Why Rock Critics Matter More Than You Think
I pay attention. You can tell this from reading my column. As a rock critic, I've gleaned meaning from events as culturally obscure as the Grammy Awards, and deciphered oblique lyrical references, like the time I revealed alienation that lurked behind the deceptively cheerful words, "In this town television shuts off at 2 / What can a lonely rock 'n' roller do?"
But being a rock critic sometimes demands a knowledge of popular culture that goes even beyond press kits, and, yes, beyond even television. If you're wondering how I manage to maintain the cultural background needed to put these events in context, just remember: It's all about music, and if it's not about music, it's about me, the music critic.
Take Paul Lukas's book, Inconspicuous Consumption: An Obsessive Look at the Stuff We Take for Granted, from the Everyday to the Obscure (Crown). While Lukas - who is, by the way, a sometimes rock critic - explicitly avoids writing about music in the book, there's really no way to avoid seeing music as the underlying theme of Lukas's - as I put it recently - "waltz with capitalism." In Inconspicuous Consumption, Lukas writes: "Like most people, I have a basic series of staples that I buy just about every time I hit the supermarket ... but I also try to keep my eyes open for interesting products that I don't really want or need, things that strike me as intriguing, entertaining, puzzling, or some combination thereof. And in a commercial landscape filled with familiar brand names and logos we've seen again and again for decades, I try to stay alert for consumer revelations and epiphanies that I might have overlooked or previously taken for granted."
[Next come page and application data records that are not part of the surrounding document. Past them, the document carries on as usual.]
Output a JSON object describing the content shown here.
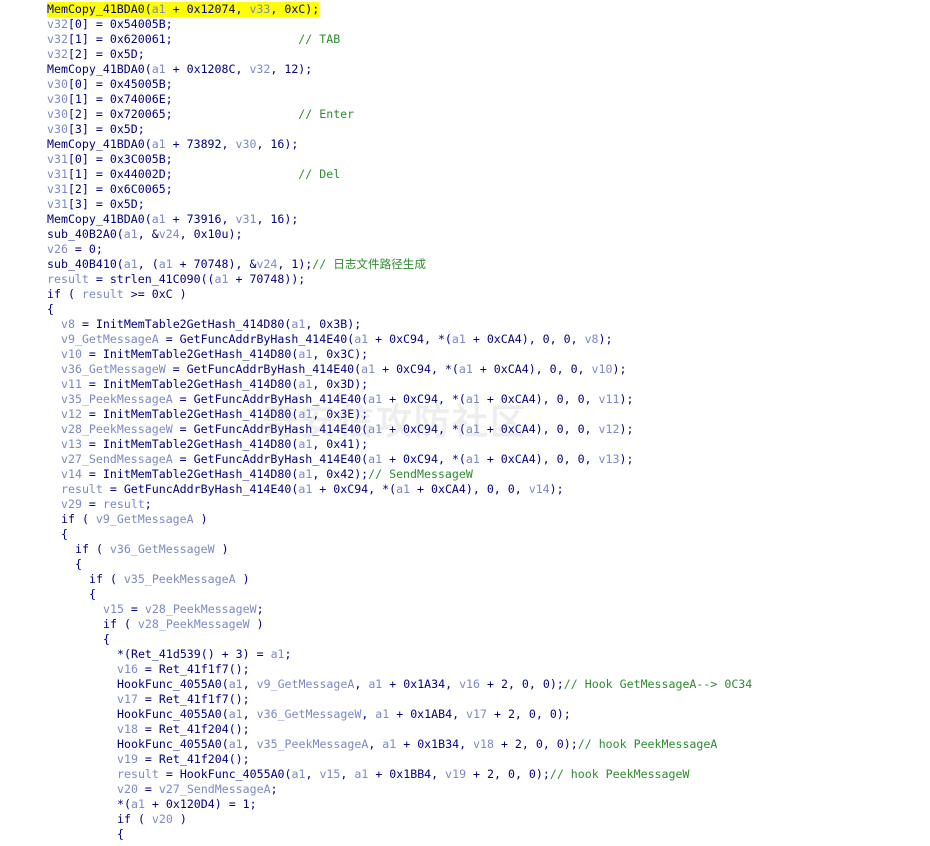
{
  "watermark": "奇安信攻防社区",
  "colors": {
    "background": "#ffffff",
    "code": "#000080",
    "variable": "#7a8ac4",
    "comment": "#2e8b2e",
    "highlight": "#ffff00"
  },
  "lines": [
    {
      "indent": 0,
      "highlighted": true,
      "tokens": [
        {
          "t": "code",
          "s": "MemCopy_41BDA0("
        },
        {
          "t": "var",
          "s": "a1"
        },
        {
          "t": "code",
          "s": " + 0x12074, "
        },
        {
          "t": "var",
          "s": "v33"
        },
        {
          "t": "code",
          "s": ", 0xC);"
        }
      ]
    },
    {
      "indent": 0,
      "tokens": [
        {
          "t": "var",
          "s": "v32"
        },
        {
          "t": "code",
          "s": "[0] = 0x54005B;"
        }
      ]
    },
    {
      "indent": 0,
      "tokens": [
        {
          "t": "var",
          "s": "v32"
        },
        {
          "t": "code",
          "s": "[1] = 0x620061;                  "
        },
        {
          "t": "comment",
          "s": "// TAB"
        }
      ]
    },
    {
      "indent": 0,
      "tokens": [
        {
          "t": "var",
          "s": "v32"
        },
        {
          "t": "code",
          "s": "[2] = 0x5D;"
        }
      ]
    },
    {
      "indent": 0,
      "tokens": [
        {
          "t": "code",
          "s": "MemCopy_41BDA0("
        },
        {
          "t": "var",
          "s": "a1"
        },
        {
          "t": "code",
          "s": " + 0x1208C, "
        },
        {
          "t": "var",
          "s": "v32"
        },
        {
          "t": "code",
          "s": ", 12);"
        }
      ]
    },
    {
      "indent": 0,
      "tokens": [
        {
          "t": "var",
          "s": "v30"
        },
        {
          "t": "code",
          "s": "[0] = 0x45005B;"
        }
      ]
    },
    {
      "indent": 0,
      "tokens": [
        {
          "t": "var",
          "s": "v30"
        },
        {
          "t": "code",
          "s": "[1] = 0x74006E;"
        }
      ]
    },
    {
      "indent": 0,
      "tokens": [
        {
          "t": "var",
          "s": "v30"
        },
        {
          "t": "code",
          "s": "[2] = 0x720065;                  "
        },
        {
          "t": "comment",
          "s": "// Enter"
        }
      ]
    },
    {
      "indent": 0,
      "tokens": [
        {
          "t": "var",
          "s": "v30"
        },
        {
          "t": "code",
          "s": "[3] = 0x5D;"
        }
      ]
    },
    {
      "indent": 0,
      "tokens": [
        {
          "t": "code",
          "s": "MemCopy_41BDA0("
        },
        {
          "t": "var",
          "s": "a1"
        },
        {
          "t": "code",
          "s": " + 73892, "
        },
        {
          "t": "var",
          "s": "v30"
        },
        {
          "t": "code",
          "s": ", 16);"
        }
      ]
    },
    {
      "indent": 0,
      "tokens": [
        {
          "t": "var",
          "s": "v31"
        },
        {
          "t": "code",
          "s": "[0] = 0x3C005B;"
        }
      ]
    },
    {
      "indent": 0,
      "tokens": [
        {
          "t": "var",
          "s": "v31"
        },
        {
          "t": "code",
          "s": "[1] = 0x44002D;                  "
        },
        {
          "t": "comment",
          "s": "// Del"
        }
      ]
    },
    {
      "indent": 0,
      "tokens": [
        {
          "t": "var",
          "s": "v31"
        },
        {
          "t": "code",
          "s": "[2] = 0x6C0065;"
        }
      ]
    },
    {
      "indent": 0,
      "tokens": [
        {
          "t": "var",
          "s": "v31"
        },
        {
          "t": "code",
          "s": "[3] = 0x5D;"
        }
      ]
    },
    {
      "indent": 0,
      "tokens": [
        {
          "t": "code",
          "s": "MemCopy_41BDA0("
        },
        {
          "t": "var",
          "s": "a1"
        },
        {
          "t": "code",
          "s": " + 73916, "
        },
        {
          "t": "var",
          "s": "v31"
        },
        {
          "t": "code",
          "s": ", 16);"
        }
      ]
    },
    {
      "indent": 0,
      "tokens": [
        {
          "t": "code",
          "s": "sub_40B2A0("
        },
        {
          "t": "var",
          "s": "a1"
        },
        {
          "t": "code",
          "s": ", &"
        },
        {
          "t": "var",
          "s": "v24"
        },
        {
          "t": "code",
          "s": ", 0x10u);"
        }
      ]
    },
    {
      "indent": 0,
      "tokens": [
        {
          "t": "var",
          "s": "v26"
        },
        {
          "t": "code",
          "s": " = 0;"
        }
      ]
    },
    {
      "indent": 0,
      "tokens": [
        {
          "t": "code",
          "s": "sub_40B410("
        },
        {
          "t": "var",
          "s": "a1"
        },
        {
          "t": "code",
          "s": ", ("
        },
        {
          "t": "var",
          "s": "a1"
        },
        {
          "t": "code",
          "s": " + 70748), &"
        },
        {
          "t": "var",
          "s": "v24"
        },
        {
          "t": "code",
          "s": ", 1);"
        },
        {
          "t": "comment",
          "s": "// 日志文件路径生成"
        }
      ]
    },
    {
      "indent": 0,
      "tokens": [
        {
          "t": "var",
          "s": "result"
        },
        {
          "t": "code",
          "s": " = strlen_41C090(("
        },
        {
          "t": "var",
          "s": "a1"
        },
        {
          "t": "code",
          "s": " + 70748));"
        }
      ]
    },
    {
      "indent": 0,
      "tokens": [
        {
          "t": "code",
          "s": "if ( "
        },
        {
          "t": "var",
          "s": "result"
        },
        {
          "t": "code",
          "s": " >= 0xC )"
        }
      ]
    },
    {
      "indent": 0,
      "tokens": [
        {
          "t": "code",
          "s": "{"
        }
      ]
    },
    {
      "indent": 1,
      "tokens": [
        {
          "t": "var",
          "s": "v8"
        },
        {
          "t": "code",
          "s": " = InitMemTable2GetHash_414D80("
        },
        {
          "t": "var",
          "s": "a1"
        },
        {
          "t": "code",
          "s": ", 0x3B);"
        }
      ]
    },
    {
      "indent": 1,
      "tokens": [
        {
          "t": "var",
          "s": "v9_GetMessageA"
        },
        {
          "t": "code",
          "s": " = GetFuncAddrByHash_414E40("
        },
        {
          "t": "var",
          "s": "a1"
        },
        {
          "t": "code",
          "s": " + 0xC94, *("
        },
        {
          "t": "var",
          "s": "a1"
        },
        {
          "t": "code",
          "s": " + 0xCA4), 0, 0, "
        },
        {
          "t": "var",
          "s": "v8"
        },
        {
          "t": "code",
          "s": ");"
        }
      ]
    },
    {
      "indent": 1,
      "tokens": [
        {
          "t": "var",
          "s": "v10"
        },
        {
          "t": "code",
          "s": " = InitMemTable2GetHash_414D80("
        },
        {
          "t": "var",
          "s": "a1"
        },
        {
          "t": "code",
          "s": ", 0x3C);"
        }
      ]
    },
    {
      "indent": 1,
      "tokens": [
        {
          "t": "var",
          "s": "v36_GetMessageW"
        },
        {
          "t": "code",
          "s": " = GetFuncAddrByHash_414E40("
        },
        {
          "t": "var",
          "s": "a1"
        },
        {
          "t": "code",
          "s": " + 0xC94, *("
        },
        {
          "t": "var",
          "s": "a1"
        },
        {
          "t": "code",
          "s": " + 0xCA4), 0, 0, "
        },
        {
          "t": "var",
          "s": "v10"
        },
        {
          "t": "code",
          "s": ");"
        }
      ]
    },
    {
      "indent": 1,
      "tokens": [
        {
          "t": "var",
          "s": "v11"
        },
        {
          "t": "code",
          "s": " = InitMemTable2GetHash_414D80("
        },
        {
          "t": "var",
          "s": "a1"
        },
        {
          "t": "code",
          "s": ", 0x3D);"
        }
      ]
    },
    {
      "indent": 1,
      "tokens": [
        {
          "t": "var",
          "s": "v35_PeekMessageA"
        },
        {
          "t": "code",
          "s": " = GetFuncAddrByHash_414E40("
        },
        {
          "t": "var",
          "s": "a1"
        },
        {
          "t": "code",
          "s": " + 0xC94, *("
        },
        {
          "t": "var",
          "s": "a1"
        },
        {
          "t": "code",
          "s": " + 0xCA4), 0, 0, "
        },
        {
          "t": "var",
          "s": "v11"
        },
        {
          "t": "code",
          "s": ");"
        }
      ]
    },
    {
      "indent": 1,
      "tokens": [
        {
          "t": "var",
          "s": "v12"
        },
        {
          "t": "code",
          "s": " = InitMemTable2GetHash_414D80("
        },
        {
          "t": "var",
          "s": "a1"
        },
        {
          "t": "code",
          "s": ", 0x3E);"
        }
      ]
    },
    {
      "indent": 1,
      "tokens": [
        {
          "t": "var",
          "s": "v28_PeekMessageW"
        },
        {
          "t": "code",
          "s": " = GetFuncAddrByHash_414E40("
        },
        {
          "t": "var",
          "s": "a1"
        },
        {
          "t": "code",
          "s": " + 0xC94, *("
        },
        {
          "t": "var",
          "s": "a1"
        },
        {
          "t": "code",
          "s": " + 0xCA4), 0, 0, "
        },
        {
          "t": "var",
          "s": "v12"
        },
        {
          "t": "code",
          "s": ");"
        }
      ]
    },
    {
      "indent": 1,
      "tokens": [
        {
          "t": "var",
          "s": "v13"
        },
        {
          "t": "code",
          "s": " = InitMemTable2GetHash_414D80("
        },
        {
          "t": "var",
          "s": "a1"
        },
        {
          "t": "code",
          "s": ", 0x41);"
        }
      ]
    },
    {
      "indent": 1,
      "tokens": [
        {
          "t": "var",
          "s": "v27_SendMessageA"
        },
        {
          "t": "code",
          "s": " = GetFuncAddrByHash_414E40("
        },
        {
          "t": "var",
          "s": "a1"
        },
        {
          "t": "code",
          "s": " + 0xC94, *("
        },
        {
          "t": "var",
          "s": "a1"
        },
        {
          "t": "code",
          "s": " + 0xCA4), 0, 0, "
        },
        {
          "t": "var",
          "s": "v13"
        },
        {
          "t": "code",
          "s": ");"
        }
      ]
    },
    {
      "indent": 1,
      "tokens": [
        {
          "t": "var",
          "s": "v14"
        },
        {
          "t": "code",
          "s": " = InitMemTable2GetHash_414D80("
        },
        {
          "t": "var",
          "s": "a1"
        },
        {
          "t": "code",
          "s": ", 0x42);"
        },
        {
          "t": "comment",
          "s": "// SendMessageW"
        }
      ]
    },
    {
      "indent": 1,
      "tokens": [
        {
          "t": "var",
          "s": "result"
        },
        {
          "t": "code",
          "s": " = GetFuncAddrByHash_414E40("
        },
        {
          "t": "var",
          "s": "a1"
        },
        {
          "t": "code",
          "s": " + 0xC94, *("
        },
        {
          "t": "var",
          "s": "a1"
        },
        {
          "t": "code",
          "s": " + 0xCA4), 0, 0, "
        },
        {
          "t": "var",
          "s": "v14"
        },
        {
          "t": "code",
          "s": ");"
        }
      ]
    },
    {
      "indent": 1,
      "tokens": [
        {
          "t": "var",
          "s": "v29"
        },
        {
          "t": "code",
          "s": " = "
        },
        {
          "t": "var",
          "s": "result"
        },
        {
          "t": "code",
          "s": ";"
        }
      ]
    },
    {
      "indent": 1,
      "tokens": [
        {
          "t": "code",
          "s": "if ( "
        },
        {
          "t": "var",
          "s": "v9_GetMessageA"
        },
        {
          "t": "code",
          "s": " )"
        }
      ]
    },
    {
      "indent": 1,
      "tokens": [
        {
          "t": "code",
          "s": "{"
        }
      ]
    },
    {
      "indent": 2,
      "tokens": [
        {
          "t": "code",
          "s": "if ( "
        },
        {
          "t": "var",
          "s": "v36_GetMessageW"
        },
        {
          "t": "code",
          "s": " )"
        }
      ]
    },
    {
      "indent": 2,
      "tokens": [
        {
          "t": "code",
          "s": "{"
        }
      ]
    },
    {
      "indent": 3,
      "tokens": [
        {
          "t": "code",
          "s": "if ( "
        },
        {
          "t": "var",
          "s": "v35_PeekMessageA"
        },
        {
          "t": "code",
          "s": " )"
        }
      ]
    },
    {
      "indent": 3,
      "tokens": [
        {
          "t": "code",
          "s": "{"
        }
      ]
    },
    {
      "indent": 4,
      "tokens": [
        {
          "t": "var",
          "s": "v15"
        },
        {
          "t": "code",
          "s": " = "
        },
        {
          "t": "var",
          "s": "v28_PeekMessageW"
        },
        {
          "t": "code",
          "s": ";"
        }
      ]
    },
    {
      "indent": 4,
      "tokens": [
        {
          "t": "code",
          "s": "if ( "
        },
        {
          "t": "var",
          "s": "v28_PeekMessageW"
        },
        {
          "t": "code",
          "s": " )"
        }
      ]
    },
    {
      "indent": 4,
      "tokens": [
        {
          "t": "code",
          "s": "{"
        }
      ]
    },
    {
      "indent": 5,
      "tokens": [
        {
          "t": "code",
          "s": "*(Ret_41d539() + 3) = "
        },
        {
          "t": "var",
          "s": "a1"
        },
        {
          "t": "code",
          "s": ";"
        }
      ]
    },
    {
      "indent": 5,
      "tokens": [
        {
          "t": "var",
          "s": "v16"
        },
        {
          "t": "code",
          "s": " = Ret_41f1f7();"
        }
      ]
    },
    {
      "indent": 5,
      "tokens": [
        {
          "t": "code",
          "s": "HookFunc_4055A0("
        },
        {
          "t": "var",
          "s": "a1"
        },
        {
          "t": "code",
          "s": ", "
        },
        {
          "t": "var",
          "s": "v9_GetMessageA"
        },
        {
          "t": "code",
          "s": ", "
        },
        {
          "t": "var",
          "s": "a1"
        },
        {
          "t": "code",
          "s": " + 0x1A34, "
        },
        {
          "t": "var",
          "s": "v16"
        },
        {
          "t": "code",
          "s": " + 2, 0, 0);"
        },
        {
          "t": "comment",
          "s": "// Hook GetMessageA--> 0C34"
        }
      ]
    },
    {
      "indent": 5,
      "tokens": [
        {
          "t": "var",
          "s": "v17"
        },
        {
          "t": "code",
          "s": " = Ret_41f1f7();"
        }
      ]
    },
    {
      "indent": 5,
      "tokens": [
        {
          "t": "code",
          "s": "HookFunc_4055A0("
        },
        {
          "t": "var",
          "s": "a1"
        },
        {
          "t": "code",
          "s": ", "
        },
        {
          "t": "var",
          "s": "v36_GetMessageW"
        },
        {
          "t": "code",
          "s": ", "
        },
        {
          "t": "var",
          "s": "a1"
        },
        {
          "t": "code",
          "s": " + 0x1AB4, "
        },
        {
          "t": "var",
          "s": "v17"
        },
        {
          "t": "code",
          "s": " + 2, 0, 0);"
        }
      ]
    },
    {
      "indent": 5,
      "tokens": [
        {
          "t": "var",
          "s": "v18"
        },
        {
          "t": "code",
          "s": " = Ret_41f204();"
        }
      ]
    },
    {
      "indent": 5,
      "tokens": [
        {
          "t": "code",
          "s": "HookFunc_4055A0("
        },
        {
          "t": "var",
          "s": "a1"
        },
        {
          "t": "code",
          "s": ", "
        },
        {
          "t": "var",
          "s": "v35_PeekMessageA"
        },
        {
          "t": "code",
          "s": ", "
        },
        {
          "t": "var",
          "s": "a1"
        },
        {
          "t": "code",
          "s": " + 0x1B34, "
        },
        {
          "t": "var",
          "s": "v18"
        },
        {
          "t": "code",
          "s": " + 2, 0, 0);"
        },
        {
          "t": "comment",
          "s": "// hook PeekMessageA"
        }
      ]
    },
    {
      "indent": 5,
      "tokens": [
        {
          "t": "var",
          "s": "v19"
        },
        {
          "t": "code",
          "s": " = Ret_41f204();"
        }
      ]
    },
    {
      "indent": 5,
      "tokens": [
        {
          "t": "var",
          "s": "result"
        },
        {
          "t": "code",
          "s": " = HookFunc_4055A0("
        },
        {
          "t": "var",
          "s": "a1"
        },
        {
          "t": "code",
          "s": ", "
        },
        {
          "t": "var",
          "s": "v15"
        },
        {
          "t": "code",
          "s": ", "
        },
        {
          "t": "var",
          "s": "a1"
        },
        {
          "t": "code",
          "s": " + 0x1BB4, "
        },
        {
          "t": "var",
          "s": "v19"
        },
        {
          "t": "code",
          "s": " + 2, 0, 0);"
        },
        {
          "t": "comment",
          "s": "// hook PeekMessageW"
        }
      ]
    },
    {
      "indent": 5,
      "tokens": [
        {
          "t": "var",
          "s": "v20"
        },
        {
          "t": "code",
          "s": " = "
        },
        {
          "t": "var",
          "s": "v27_SendMessageA"
        },
        {
          "t": "code",
          "s": ";"
        }
      ]
    },
    {
      "indent": 5,
      "tokens": [
        {
          "t": "code",
          "s": "*("
        },
        {
          "t": "var",
          "s": "a1"
        },
        {
          "t": "code",
          "s": " + 0x120D4) = 1;"
        }
      ]
    },
    {
      "indent": 5,
      "tokens": [
        {
          "t": "code",
          "s": "if ( "
        },
        {
          "t": "var",
          "s": "v20"
        },
        {
          "t": "code",
          "s": " )"
        }
      ]
    },
    {
      "indent": 5,
      "tokens": [
        {
          "t": "code",
          "s": "{"
        }
      ]
    }
  ]
}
Substitute the words "record store" for "supermarket" and I imagine he has touched on the way most of us consume music. Why do I imagine this? Because I'm a music critic.
Still wondering how you, a non-music-critic, might make sense of, say, a song that grappled with the meaning of post-war German art? Well, you'd think they'd be a bit beyond my purview, too. But that's only if you think the paintings are really German. Take Richard Buckner's Vater, which gives voice to one of my favorite paintings, Caspar David Friedrich's The Wanderer above the Mists. Technically, it's a German canvas, but the jagged landscape lorded over by a solitary, black-clad figure has always struck me as quintessentially American. Why? Because I'm American.
While cross-media background and analysis is an inherent part of most critics' analytic arsenal, reducing rock 'n' roll to anything but my own personal experience misses the point of it as an experience, period. What makes me prefacing all my insights with "As a woman" or "As an American" a transcendent moment for anyone, of any gender or nationality, lucky enough to be reading me? Well, you don't have to be me to understand, but it helps.